She truly shows Anna’s journey from meek wanderer to tough macho man and back to docile damsel. It’s an outstanding turn. As Asia moves through the film, her character changes physically. Starting in plain-Jane white blouses to more masculine flannel and blazers, she finally lands on a blonde-noir goddess. Asia’s performance morphs with each look: switching up her body language and the cadence of her voice (Italian language track at least). Argento realizes the talent within his daughter and isn’t afraid to push her through some incredibly horrid scenes. As rough as the film gets, it’s all in favor of telling an important story. Thematically the film touches on the cycle of abuse, gender identity, and the expectations of femininity. It all builds to a somber climax. The final shot of the film is genuinely heartbreaking and actually brought me to shed a few tears. I can’t help but wonder the reputation this film might have had Miramax actually released it with the “art house” treatment as intended. As it stands, The Stendhal Syndrome is an almost forgotten blip on the legacy of Dario Argento.
I’m no expert when it comes to restorations (2k, 4k, or otherwise), but I do know this is the first time the film has been presented in its intended aspect ratio (1:85:1) and that the images are striking. At first, I was a little worried that the colors seemed almost muted. Everything was a dreary palette of brown. It became clear as I was watching this must have been by design.

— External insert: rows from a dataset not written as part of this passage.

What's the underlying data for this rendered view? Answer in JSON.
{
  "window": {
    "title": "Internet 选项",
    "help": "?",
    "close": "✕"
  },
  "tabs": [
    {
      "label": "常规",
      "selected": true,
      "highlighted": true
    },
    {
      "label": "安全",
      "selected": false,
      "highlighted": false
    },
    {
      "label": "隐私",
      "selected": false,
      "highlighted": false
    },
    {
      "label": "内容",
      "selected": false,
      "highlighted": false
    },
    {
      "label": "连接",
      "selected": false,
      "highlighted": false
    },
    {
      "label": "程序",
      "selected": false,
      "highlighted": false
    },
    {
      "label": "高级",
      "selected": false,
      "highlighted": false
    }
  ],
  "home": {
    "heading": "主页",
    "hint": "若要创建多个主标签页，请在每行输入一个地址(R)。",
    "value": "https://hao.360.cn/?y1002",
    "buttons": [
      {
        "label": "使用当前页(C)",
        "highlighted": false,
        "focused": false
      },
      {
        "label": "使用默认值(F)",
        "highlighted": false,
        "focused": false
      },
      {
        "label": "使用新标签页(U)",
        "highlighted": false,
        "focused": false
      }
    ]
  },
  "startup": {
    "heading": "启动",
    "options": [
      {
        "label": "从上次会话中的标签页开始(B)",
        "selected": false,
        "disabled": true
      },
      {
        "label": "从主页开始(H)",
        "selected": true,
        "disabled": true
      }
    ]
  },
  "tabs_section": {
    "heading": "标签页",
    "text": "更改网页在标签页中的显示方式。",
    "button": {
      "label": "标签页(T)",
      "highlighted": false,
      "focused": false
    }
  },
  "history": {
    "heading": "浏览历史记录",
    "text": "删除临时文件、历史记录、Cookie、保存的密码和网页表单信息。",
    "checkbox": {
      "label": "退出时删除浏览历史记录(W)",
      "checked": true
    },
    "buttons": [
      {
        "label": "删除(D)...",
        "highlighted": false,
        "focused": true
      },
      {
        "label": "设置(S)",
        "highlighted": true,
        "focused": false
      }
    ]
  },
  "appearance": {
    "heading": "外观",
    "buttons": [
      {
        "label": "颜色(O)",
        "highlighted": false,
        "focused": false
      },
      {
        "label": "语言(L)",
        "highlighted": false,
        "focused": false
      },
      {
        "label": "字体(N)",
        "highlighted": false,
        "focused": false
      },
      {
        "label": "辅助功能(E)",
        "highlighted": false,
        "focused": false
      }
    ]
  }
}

For after Anna succumbs to the titular Stendhal Syndrome, the colors in the film began to pop. The visuals become more vibrant as the narrative pushes forward. There is quite a bit of CGI within the film. This being the first Italian production to ever utilize CGI, it certainly shows. Thankfully, the bold, unrealistic effects work in the story’s favor as they’re typically used to bring paintings to life. The amateur nature of the CG is easily forgiven when the desired effect is so surreal. Film grain was one of the major concerns from the previous release, I can attest the amount of grain on display here is heavy, but it feels natural and is never distracting. It’s a beautiful restoration that allows the cinematography to truly shine.
In terms of special features, this is a three disc set. Everything from the 2007 release has been ported over onto its own disc. One disc is a DVD version of the film. The third blu is the feature plus brand new interviews with co-writer Franco Ferrini, makeup effects artist Franco Casagni, and best of all – a chat with Asia Argento. She discusses the difficulty of the shoot and claims this to be her favorite of the films she’s made with her father. There’s even a brand new commentary from Giallo scholar Troy Howarth. Overall, for fans of Argento, this set should be a no brainer. If you already own the previous Blue Underground release, I can understand the hesitance to double dip. However, the film has simply never looked better. If you’re still stuck with the Troma DVD…well, you owe it to yourself to upgrade. The set is limited to 3,000 copies, so you better hurry!